▶ Exercise instructions
Which lines of the data contain the string "screenshot"? Copy every one.

Collected data entries:

- - - -

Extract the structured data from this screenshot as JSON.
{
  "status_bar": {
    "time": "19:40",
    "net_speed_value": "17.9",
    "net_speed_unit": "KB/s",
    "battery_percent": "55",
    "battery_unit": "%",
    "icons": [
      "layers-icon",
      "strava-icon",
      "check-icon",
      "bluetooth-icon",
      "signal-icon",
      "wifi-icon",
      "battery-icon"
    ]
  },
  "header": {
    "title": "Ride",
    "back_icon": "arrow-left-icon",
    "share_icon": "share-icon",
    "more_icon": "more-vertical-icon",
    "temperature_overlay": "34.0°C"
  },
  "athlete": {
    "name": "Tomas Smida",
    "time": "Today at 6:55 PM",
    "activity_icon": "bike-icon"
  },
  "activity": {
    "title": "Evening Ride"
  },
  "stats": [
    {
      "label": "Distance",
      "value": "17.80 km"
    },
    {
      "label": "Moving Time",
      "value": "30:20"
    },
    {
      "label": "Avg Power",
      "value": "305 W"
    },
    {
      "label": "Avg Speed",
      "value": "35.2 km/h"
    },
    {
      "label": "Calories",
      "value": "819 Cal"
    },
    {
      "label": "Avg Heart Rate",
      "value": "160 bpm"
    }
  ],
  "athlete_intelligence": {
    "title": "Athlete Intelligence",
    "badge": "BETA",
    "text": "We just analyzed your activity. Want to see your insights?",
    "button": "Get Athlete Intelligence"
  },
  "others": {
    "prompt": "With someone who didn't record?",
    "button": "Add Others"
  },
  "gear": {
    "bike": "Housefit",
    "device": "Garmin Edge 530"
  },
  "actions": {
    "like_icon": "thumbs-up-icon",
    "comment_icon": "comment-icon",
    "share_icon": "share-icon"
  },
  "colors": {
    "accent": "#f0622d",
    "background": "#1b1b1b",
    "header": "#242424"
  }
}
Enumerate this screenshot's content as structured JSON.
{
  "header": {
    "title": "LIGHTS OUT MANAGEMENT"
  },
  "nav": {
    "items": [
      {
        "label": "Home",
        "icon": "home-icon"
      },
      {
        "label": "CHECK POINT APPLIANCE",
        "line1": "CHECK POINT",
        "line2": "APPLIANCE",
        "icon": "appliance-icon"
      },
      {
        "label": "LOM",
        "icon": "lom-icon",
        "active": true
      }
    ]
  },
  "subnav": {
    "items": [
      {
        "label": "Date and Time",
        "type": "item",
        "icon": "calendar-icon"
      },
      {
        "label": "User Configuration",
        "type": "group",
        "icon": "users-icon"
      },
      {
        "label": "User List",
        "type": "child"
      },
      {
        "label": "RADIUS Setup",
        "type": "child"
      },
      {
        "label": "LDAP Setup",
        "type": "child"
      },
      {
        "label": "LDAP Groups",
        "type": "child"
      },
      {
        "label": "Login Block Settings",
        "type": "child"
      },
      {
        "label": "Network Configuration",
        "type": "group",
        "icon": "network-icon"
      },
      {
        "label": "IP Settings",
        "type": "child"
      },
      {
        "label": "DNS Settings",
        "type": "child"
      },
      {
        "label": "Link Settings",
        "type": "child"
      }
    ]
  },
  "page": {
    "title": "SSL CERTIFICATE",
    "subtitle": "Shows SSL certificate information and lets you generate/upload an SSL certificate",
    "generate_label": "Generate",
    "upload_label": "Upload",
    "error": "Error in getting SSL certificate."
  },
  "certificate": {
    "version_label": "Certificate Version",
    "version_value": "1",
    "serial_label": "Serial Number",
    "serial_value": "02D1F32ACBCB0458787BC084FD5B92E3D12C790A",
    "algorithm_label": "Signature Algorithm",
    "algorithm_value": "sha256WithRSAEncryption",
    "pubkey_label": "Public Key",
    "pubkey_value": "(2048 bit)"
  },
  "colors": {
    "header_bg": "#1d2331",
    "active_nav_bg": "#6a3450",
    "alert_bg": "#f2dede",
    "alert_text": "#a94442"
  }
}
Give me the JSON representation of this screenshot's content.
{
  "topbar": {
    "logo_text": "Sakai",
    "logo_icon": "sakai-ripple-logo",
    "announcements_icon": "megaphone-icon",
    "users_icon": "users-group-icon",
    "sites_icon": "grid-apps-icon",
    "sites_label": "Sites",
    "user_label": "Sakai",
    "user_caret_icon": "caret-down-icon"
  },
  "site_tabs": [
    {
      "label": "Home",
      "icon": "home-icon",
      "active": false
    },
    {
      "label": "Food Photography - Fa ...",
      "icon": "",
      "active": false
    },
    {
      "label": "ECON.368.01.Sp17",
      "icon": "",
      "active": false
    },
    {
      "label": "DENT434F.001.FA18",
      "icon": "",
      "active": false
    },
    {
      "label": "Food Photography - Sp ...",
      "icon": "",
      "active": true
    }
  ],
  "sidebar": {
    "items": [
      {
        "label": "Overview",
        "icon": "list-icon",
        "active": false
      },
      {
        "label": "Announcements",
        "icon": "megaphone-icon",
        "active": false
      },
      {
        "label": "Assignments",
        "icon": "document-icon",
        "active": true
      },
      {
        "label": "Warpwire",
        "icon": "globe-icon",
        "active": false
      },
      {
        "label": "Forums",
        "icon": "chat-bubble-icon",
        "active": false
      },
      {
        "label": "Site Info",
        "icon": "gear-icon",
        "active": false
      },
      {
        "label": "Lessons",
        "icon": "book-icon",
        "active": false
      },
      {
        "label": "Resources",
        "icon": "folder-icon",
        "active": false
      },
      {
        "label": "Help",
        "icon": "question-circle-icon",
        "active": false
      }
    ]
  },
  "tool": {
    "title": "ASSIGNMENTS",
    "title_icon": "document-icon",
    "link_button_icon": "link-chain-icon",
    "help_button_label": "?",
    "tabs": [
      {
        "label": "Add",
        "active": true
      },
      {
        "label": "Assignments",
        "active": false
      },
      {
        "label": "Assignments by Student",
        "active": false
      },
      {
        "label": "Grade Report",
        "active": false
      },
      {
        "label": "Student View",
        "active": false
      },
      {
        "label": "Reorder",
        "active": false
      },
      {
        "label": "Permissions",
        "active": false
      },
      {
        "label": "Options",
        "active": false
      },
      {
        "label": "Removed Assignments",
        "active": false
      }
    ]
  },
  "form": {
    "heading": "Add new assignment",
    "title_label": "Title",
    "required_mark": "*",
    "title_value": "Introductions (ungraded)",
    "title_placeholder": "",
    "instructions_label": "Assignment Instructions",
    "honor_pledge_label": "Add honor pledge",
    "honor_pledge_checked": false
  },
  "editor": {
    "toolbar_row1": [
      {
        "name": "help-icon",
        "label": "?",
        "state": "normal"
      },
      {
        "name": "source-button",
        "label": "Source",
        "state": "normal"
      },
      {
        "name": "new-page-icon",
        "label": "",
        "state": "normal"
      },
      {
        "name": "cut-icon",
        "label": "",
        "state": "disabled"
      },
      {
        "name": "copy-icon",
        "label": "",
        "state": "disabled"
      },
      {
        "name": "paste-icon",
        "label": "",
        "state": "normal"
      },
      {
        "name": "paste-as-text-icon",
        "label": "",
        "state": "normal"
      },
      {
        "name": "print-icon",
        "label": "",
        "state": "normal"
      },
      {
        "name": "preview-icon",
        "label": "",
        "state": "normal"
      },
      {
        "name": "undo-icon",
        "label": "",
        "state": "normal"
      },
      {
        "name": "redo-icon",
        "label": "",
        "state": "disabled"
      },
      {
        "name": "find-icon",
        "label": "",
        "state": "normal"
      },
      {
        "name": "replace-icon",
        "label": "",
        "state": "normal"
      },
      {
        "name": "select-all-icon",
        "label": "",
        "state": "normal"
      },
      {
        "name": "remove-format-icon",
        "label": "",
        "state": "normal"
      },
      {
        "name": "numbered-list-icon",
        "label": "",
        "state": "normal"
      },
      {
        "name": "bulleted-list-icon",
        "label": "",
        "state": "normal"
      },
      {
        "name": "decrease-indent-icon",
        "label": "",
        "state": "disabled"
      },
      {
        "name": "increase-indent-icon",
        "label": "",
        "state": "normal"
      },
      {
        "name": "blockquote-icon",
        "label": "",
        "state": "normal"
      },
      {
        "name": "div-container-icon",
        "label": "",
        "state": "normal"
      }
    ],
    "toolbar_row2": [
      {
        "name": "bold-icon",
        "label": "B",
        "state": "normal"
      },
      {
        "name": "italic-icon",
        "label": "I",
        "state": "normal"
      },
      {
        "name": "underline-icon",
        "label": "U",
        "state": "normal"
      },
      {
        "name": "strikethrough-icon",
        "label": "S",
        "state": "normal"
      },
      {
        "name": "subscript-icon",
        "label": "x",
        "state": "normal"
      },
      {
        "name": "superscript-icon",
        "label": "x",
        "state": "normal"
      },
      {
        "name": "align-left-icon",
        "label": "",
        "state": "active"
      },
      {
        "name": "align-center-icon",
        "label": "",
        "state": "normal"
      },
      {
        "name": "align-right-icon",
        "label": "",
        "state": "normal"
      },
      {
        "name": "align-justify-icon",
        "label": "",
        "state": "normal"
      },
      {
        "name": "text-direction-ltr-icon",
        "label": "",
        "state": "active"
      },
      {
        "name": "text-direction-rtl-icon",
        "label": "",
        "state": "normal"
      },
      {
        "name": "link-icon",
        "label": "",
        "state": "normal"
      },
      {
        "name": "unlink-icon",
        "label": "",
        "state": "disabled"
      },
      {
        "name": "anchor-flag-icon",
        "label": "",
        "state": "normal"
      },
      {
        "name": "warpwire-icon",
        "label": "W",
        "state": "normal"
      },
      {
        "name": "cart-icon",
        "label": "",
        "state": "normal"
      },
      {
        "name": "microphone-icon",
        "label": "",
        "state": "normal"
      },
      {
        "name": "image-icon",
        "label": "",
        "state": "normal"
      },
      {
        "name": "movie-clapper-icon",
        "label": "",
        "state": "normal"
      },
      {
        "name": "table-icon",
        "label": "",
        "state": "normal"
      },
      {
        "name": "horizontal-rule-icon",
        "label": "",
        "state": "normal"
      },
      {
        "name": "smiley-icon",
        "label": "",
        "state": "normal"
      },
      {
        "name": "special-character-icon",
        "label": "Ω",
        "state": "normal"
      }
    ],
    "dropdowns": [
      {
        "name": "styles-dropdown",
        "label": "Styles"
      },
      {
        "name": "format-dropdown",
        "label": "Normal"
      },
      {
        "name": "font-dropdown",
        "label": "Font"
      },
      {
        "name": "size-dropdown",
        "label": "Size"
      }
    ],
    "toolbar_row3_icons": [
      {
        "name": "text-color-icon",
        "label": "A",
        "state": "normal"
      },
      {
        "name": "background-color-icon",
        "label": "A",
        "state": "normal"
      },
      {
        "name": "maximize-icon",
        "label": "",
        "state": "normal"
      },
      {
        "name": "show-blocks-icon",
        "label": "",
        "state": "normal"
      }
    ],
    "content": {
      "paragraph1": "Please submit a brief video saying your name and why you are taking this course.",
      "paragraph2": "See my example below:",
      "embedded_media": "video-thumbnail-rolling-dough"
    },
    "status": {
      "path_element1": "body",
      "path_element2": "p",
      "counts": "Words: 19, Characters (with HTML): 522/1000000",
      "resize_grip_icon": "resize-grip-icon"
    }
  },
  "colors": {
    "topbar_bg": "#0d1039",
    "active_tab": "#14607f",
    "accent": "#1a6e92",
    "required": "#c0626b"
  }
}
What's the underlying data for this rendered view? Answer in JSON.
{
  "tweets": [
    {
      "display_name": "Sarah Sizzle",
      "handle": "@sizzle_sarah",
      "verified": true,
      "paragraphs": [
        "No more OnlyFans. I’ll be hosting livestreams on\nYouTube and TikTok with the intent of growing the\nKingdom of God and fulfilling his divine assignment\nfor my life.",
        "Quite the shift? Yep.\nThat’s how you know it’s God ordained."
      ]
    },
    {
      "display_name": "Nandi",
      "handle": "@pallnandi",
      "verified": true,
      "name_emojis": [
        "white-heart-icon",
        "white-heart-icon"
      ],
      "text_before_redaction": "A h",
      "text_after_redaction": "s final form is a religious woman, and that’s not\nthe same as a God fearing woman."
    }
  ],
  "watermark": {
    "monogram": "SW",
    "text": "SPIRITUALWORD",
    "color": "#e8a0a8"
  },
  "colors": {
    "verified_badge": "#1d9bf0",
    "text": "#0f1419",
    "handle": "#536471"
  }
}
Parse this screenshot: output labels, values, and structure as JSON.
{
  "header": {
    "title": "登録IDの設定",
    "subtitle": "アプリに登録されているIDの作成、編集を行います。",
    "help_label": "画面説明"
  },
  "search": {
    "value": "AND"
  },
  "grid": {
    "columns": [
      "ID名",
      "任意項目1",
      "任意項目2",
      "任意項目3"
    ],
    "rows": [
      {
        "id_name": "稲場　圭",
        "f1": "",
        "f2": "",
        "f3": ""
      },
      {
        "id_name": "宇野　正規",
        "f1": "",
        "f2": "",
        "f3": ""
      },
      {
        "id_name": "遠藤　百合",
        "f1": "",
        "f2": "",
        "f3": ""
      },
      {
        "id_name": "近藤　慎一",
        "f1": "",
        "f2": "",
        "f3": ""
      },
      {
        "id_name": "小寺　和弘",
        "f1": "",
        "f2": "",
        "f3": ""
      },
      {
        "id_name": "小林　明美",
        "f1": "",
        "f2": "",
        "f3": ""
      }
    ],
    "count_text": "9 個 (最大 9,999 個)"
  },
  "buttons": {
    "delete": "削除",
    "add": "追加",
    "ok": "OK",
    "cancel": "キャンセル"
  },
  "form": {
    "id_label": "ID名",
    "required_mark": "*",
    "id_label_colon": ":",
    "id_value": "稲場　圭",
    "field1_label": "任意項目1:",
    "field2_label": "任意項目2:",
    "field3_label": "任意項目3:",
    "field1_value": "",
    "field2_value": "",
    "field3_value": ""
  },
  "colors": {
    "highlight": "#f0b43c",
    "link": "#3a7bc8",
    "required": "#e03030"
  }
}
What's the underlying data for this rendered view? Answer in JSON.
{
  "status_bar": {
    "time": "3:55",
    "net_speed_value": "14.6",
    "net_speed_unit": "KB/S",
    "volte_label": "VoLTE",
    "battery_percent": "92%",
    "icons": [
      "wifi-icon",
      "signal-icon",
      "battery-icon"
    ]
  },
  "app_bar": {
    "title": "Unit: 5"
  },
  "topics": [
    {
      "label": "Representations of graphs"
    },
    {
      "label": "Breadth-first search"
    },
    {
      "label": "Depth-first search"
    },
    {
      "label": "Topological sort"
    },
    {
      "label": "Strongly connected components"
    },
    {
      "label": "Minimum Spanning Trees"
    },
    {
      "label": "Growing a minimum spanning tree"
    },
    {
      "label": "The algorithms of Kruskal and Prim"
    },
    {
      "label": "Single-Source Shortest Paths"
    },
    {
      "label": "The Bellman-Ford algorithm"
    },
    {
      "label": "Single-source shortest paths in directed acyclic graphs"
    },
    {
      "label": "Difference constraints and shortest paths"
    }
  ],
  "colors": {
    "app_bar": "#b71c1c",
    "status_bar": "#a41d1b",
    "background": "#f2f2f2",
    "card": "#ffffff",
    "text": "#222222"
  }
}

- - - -

▶ Output of the task
Extract the structured data from this screenshot as JSON.
Enumerate this screenshot's content as structured JSON.
Give me the JSON representation of this screenshot's content.
Parse this screenshot: output labels, values, and structure as JSON.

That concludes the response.